NEW YORK (AP) — He’s worked on the railroad for two decades, but engineer William Rockefeller‘s life may be defined by what he did in the seconds before his speeding commuter train flew off the tracks along a sharp bend.
While investigators have yet to finish talking with him, a darkening cloud of questions is forming around Rockefeller because the Metro-North Railroad train went into the curve at 82 mph, or nearly three times the speed limit. Four people were killed and dozens injured.
As National Transportation Safety Board continued working Tuesday to determine what caused the Sunday morning wreck in the Bronx, Gov. Andrew Cuomo said Rockefeller should be disciplined for “unjustifiable” speed.
Rockefeller stayed out of sight.
“This is a man who is totally distraught by the loss of life, and he’s having a tough time dealing with that,” said Anthony Bottalico, his union leader.
NTSB member Earl Weener said Monday that information from the data recorders indicates the throttle was let up and the brakes were fully applied just five or six seconds before the train came to a grinding, smoking halt.
Investigators said it was soon to say whether the excessive speed was the result of human error — say, a sleepy or distracted operator — or a mechanical problem.
But Weener said investigators hadn’t found any evidence of brake trouble during the train’s nine previous stops.
Investigators began talking to the engineer Monday but didn’t complete the interview.
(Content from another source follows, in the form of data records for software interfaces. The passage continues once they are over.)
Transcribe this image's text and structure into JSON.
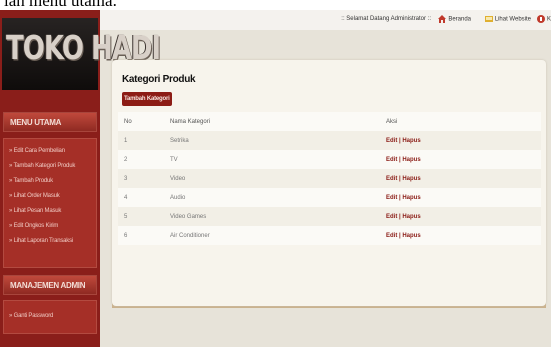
{
  "caption": "lah menu utama.",
  "sidebar": {
    "logo": "TOKO HADI",
    "menu_utama": {
      "title": "MENU UTAMA",
      "items": [
        "» Edit Cara Pembelian",
        "» Tambah Kategori Produk",
        "» Tambah Produk",
        "» Lihat Order Masuk",
        "» Lihat Pesan Masuk",
        "» Edit Ongkos Kirim",
        "» Lihat Laporan Transaksi"
      ]
    },
    "manajemen": {
      "title": "MANAJEMEN ADMIN",
      "items": [
        "» Ganti Password"
      ]
    }
  },
  "topbar": {
    "welcome": ":: Selamat Datang Administrator ::",
    "beranda": "Beranda",
    "lihat_website": "Lihat Website",
    "keluar": "K"
  },
  "main": {
    "title": "Kategori Produk",
    "add_button": "Tambah Kategori",
    "table": {
      "headers": [
        "No",
        "Nama Kategori",
        "Aksi"
      ],
      "rows": [
        {
          "no": "1",
          "name": "Setrika",
          "action": "Edit | Hapus"
        },
        {
          "no": "2",
          "name": "TV",
          "action": "Edit | Hapus"
        },
        {
          "no": "3",
          "name": "Video",
          "action": "Edit | Hapus"
        },
        {
          "no": "4",
          "name": "Audio",
          "action": "Edit | Hapus"
        },
        {
          "no": "5",
          "name": "Video Games",
          "action": "Edit | Hapus"
        },
        {
          "no": "6",
          "name": "Air Conditioner",
          "action": "Edit | Hapus"
        }
      ]
    }
  },
  "colors": {
    "sidebar": "#8a1e1a",
    "accent": "#8c1c15",
    "background": "#e7e3d9"
  }
}
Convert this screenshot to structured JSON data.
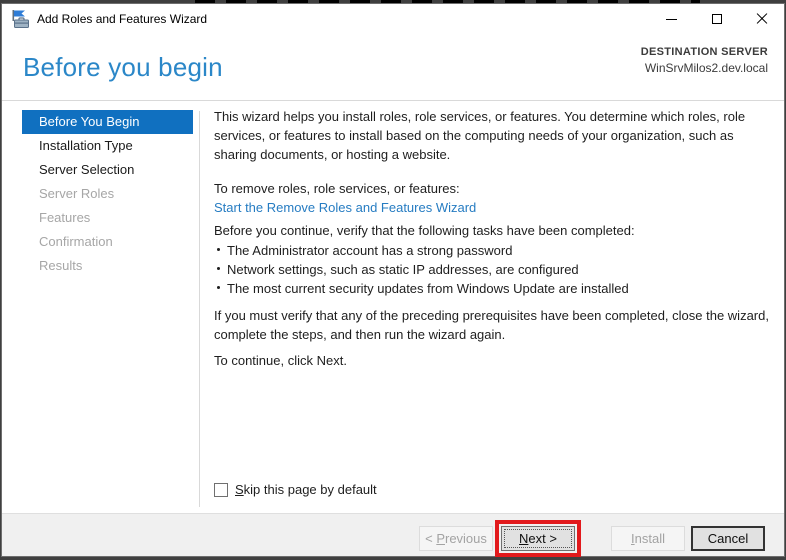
{
  "colors": {
    "nav-selected": "#1070c0",
    "heading": "#2b87c8",
    "link": "#267cc2",
    "annotation": "#e2191c",
    "titlebar-bg": "#ffffff",
    "footer-bg": "#f0f0f0",
    "frame-dark": "#3f3f3f"
  },
  "window": {
    "title": "Add Roles and Features Wizard"
  },
  "header": {
    "title": "Before you begin",
    "destination_label": "DESTINATION SERVER",
    "destination_server": "WinSrvMilos2.dev.local"
  },
  "sidebar": {
    "items": [
      {
        "label": "Before You Begin",
        "state": "selected"
      },
      {
        "label": "Installation Type",
        "state": "enabled"
      },
      {
        "label": "Server Selection",
        "state": "enabled"
      },
      {
        "label": "Server Roles",
        "state": "disabled"
      },
      {
        "label": "Features",
        "state": "disabled"
      },
      {
        "label": "Confirmation",
        "state": "disabled"
      },
      {
        "label": "Results",
        "state": "disabled"
      }
    ]
  },
  "content": {
    "intro": "This wizard helps you install roles, role services, or features. You determine which roles, role services, or features to install based on the computing needs of your organization, such as sharing documents, or hosting a website.",
    "remove_intro": "To remove roles, role services, or features:",
    "remove_link": "Start the Remove Roles and Features Wizard",
    "verify_intro": "Before you continue, verify that the following tasks have been completed:",
    "bullets": [
      "The Administrator account has a strong password",
      "Network settings, such as static IP addresses, are configured",
      "The most current security updates from Windows Update are installed"
    ],
    "prereq_note": "If you must verify that any of the preceding prerequisites have been completed, close the wizard, complete the steps, and then run the wizard again.",
    "continue_note": "To continue, click Next.",
    "skip_checkbox": {
      "accel": "S",
      "rest": "kip this page by default",
      "checked": "unchecked"
    }
  },
  "footer": {
    "previous": {
      "prefix": "< ",
      "accel": "P",
      "rest": "revious"
    },
    "next": {
      "accel": "N",
      "rest": "ext >"
    },
    "install": {
      "accel": "I",
      "rest": "nstall"
    },
    "cancel": {
      "label": "Cancel"
    }
  }
}
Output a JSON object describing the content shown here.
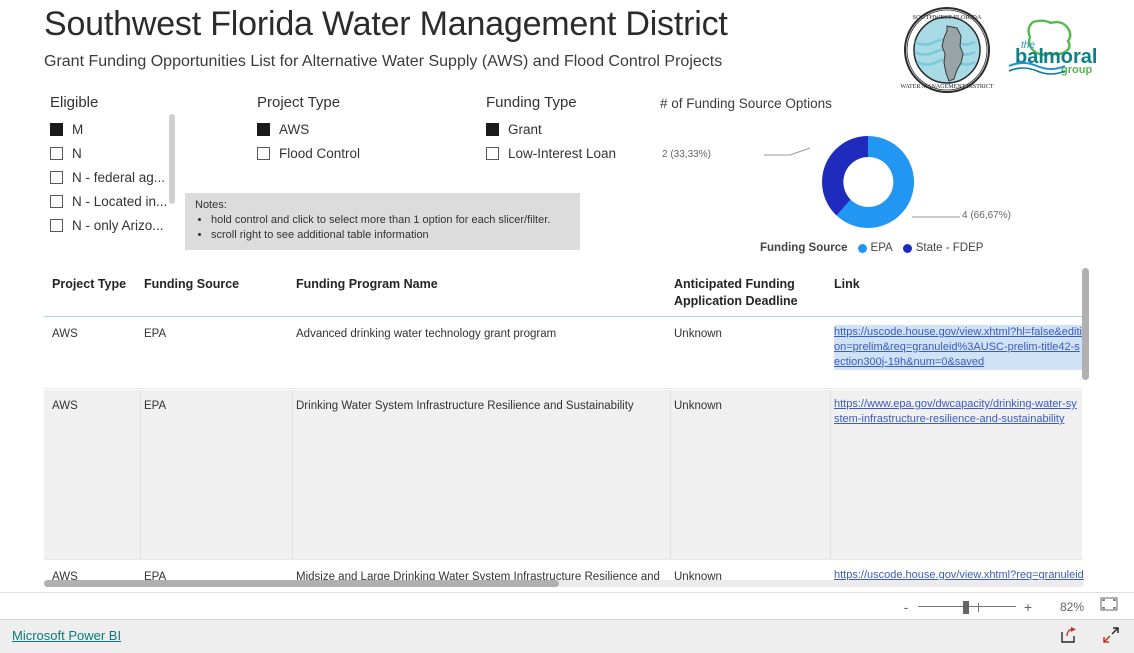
{
  "header": {
    "title": "Southwest Florida Water Management District",
    "subtitle": "Grant Funding Opportunities List for Alternative Water Supply (AWS) and Flood Control Projects",
    "logo_primary": "swfwmd-seal-logo",
    "logo_secondary": "the-balmoral-group-logo"
  },
  "slicers": [
    {
      "title": "Eligible",
      "items": [
        {
          "label": "M",
          "checked": true
        },
        {
          "label": "N",
          "checked": false
        },
        {
          "label": "N - federal ag...",
          "checked": false
        },
        {
          "label": "N - Located in...",
          "checked": false
        },
        {
          "label": "N - only Arizo...",
          "checked": false
        }
      ]
    },
    {
      "title": "Project Type",
      "items": [
        {
          "label": "AWS",
          "checked": true
        },
        {
          "label": "Flood Control",
          "checked": false
        }
      ]
    },
    {
      "title": "Funding Type",
      "items": [
        {
          "label": "Grant",
          "checked": true
        },
        {
          "label": "Low-Interest Loan",
          "checked": false
        }
      ]
    }
  ],
  "notes": {
    "title": "Notes:",
    "items": [
      "hold control and click to select more than 1 option for each slicer/filter.",
      "scroll right to see additional table information"
    ]
  },
  "chart_data": {
    "type": "pie",
    "title": "# of Funding Source Options",
    "categories": [
      "EPA",
      "State - FDEP"
    ],
    "values": [
      4,
      2
    ],
    "data_labels": [
      "4 (66,67%)",
      "2 (33,33%)"
    ],
    "colors": [
      "#2196f3",
      "#1f2bbd"
    ],
    "legend_title": "Funding Source",
    "legend_position": "bottom",
    "donut": true,
    "grid": false
  },
  "table": {
    "columns": [
      "Project Type",
      "Funding Source",
      "Funding Program Name",
      "Anticipated Funding Application Deadline",
      "Link"
    ],
    "rows": [
      {
        "project_type": "AWS",
        "funding_source": "EPA",
        "program_name": "Advanced drinking water technology grant program",
        "deadline": "Unknown",
        "link": "https://uscode.house.gov/view.xhtml?hl=false&edition=prelim&req=granuleid%3AUSC-prelim-title42-section300j-19h&num=0&saved",
        "link_selected": true
      },
      {
        "project_type": "AWS",
        "funding_source": "EPA",
        "program_name": "Drinking Water System Infrastructure Resilience and Sustainability",
        "deadline": "Unknown",
        "link": "https://www.epa.gov/dwcapacity/drinking-water-system-infrastructure-resilience-and-sustainability",
        "link_selected": false
      },
      {
        "project_type": "AWS",
        "funding_source": "EPA",
        "program_name": "Midsize and Large Drinking Water System Infrastructure Resilience and",
        "deadline": "Unknown",
        "link": "https://uscode.house.gov/view.xhtml?req=granuleid",
        "link_selected": false
      }
    ]
  },
  "statusbar": {
    "zoom_out": "-",
    "zoom_in": "+",
    "zoom_level": "82%",
    "fit_icon": "fit-to-page-icon"
  },
  "footer": {
    "brand": "Microsoft Power BI",
    "share_icon": "share-icon",
    "fullscreen_icon": "fullscreen-icon"
  }
}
It is unlikely to resume until Wednesday, NTSB spokesman Keith Holloway said Tuesday.
He said he had no information on why; Bottalico said the session wasn’t finished because Rockefeller was distressed and hadn’t slept in almost 24 hours.
Rockefeller was given drug and alcohol tests — the results weren’t available Monday, Weener said — and investigators were examining the engineer’s cellphone. Engineers can have cellphones but are not allowed to use them during a train’s run.
The New York Police Department is conducting its own investigation, with help from the Bronx district attorney’s office, in the event the derailment becomes a criminal case.
Whatever the findings on the cause of the crash, Cuomo said Tuesday the engineer could be faulted for the train’s speed alone.